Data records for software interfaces
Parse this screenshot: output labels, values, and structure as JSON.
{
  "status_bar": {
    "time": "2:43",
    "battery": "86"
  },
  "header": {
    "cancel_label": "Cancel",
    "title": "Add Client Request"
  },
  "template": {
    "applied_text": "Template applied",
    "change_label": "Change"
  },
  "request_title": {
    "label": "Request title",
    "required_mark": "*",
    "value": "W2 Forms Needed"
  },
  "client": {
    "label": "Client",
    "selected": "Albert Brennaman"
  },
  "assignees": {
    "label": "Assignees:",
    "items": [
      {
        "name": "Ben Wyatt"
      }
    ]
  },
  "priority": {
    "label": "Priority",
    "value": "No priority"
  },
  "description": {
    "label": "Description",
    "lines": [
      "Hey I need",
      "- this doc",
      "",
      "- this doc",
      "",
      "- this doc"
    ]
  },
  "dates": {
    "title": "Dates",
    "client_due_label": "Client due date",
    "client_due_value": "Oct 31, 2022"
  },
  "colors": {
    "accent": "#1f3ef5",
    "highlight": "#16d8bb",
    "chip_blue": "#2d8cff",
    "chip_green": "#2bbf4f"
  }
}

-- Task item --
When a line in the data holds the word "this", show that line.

-- Solved problem --
Parse this screenshot: output labels, values, and structure as JSON.
      "- this doc",
      "- this doc",
      "- this doc"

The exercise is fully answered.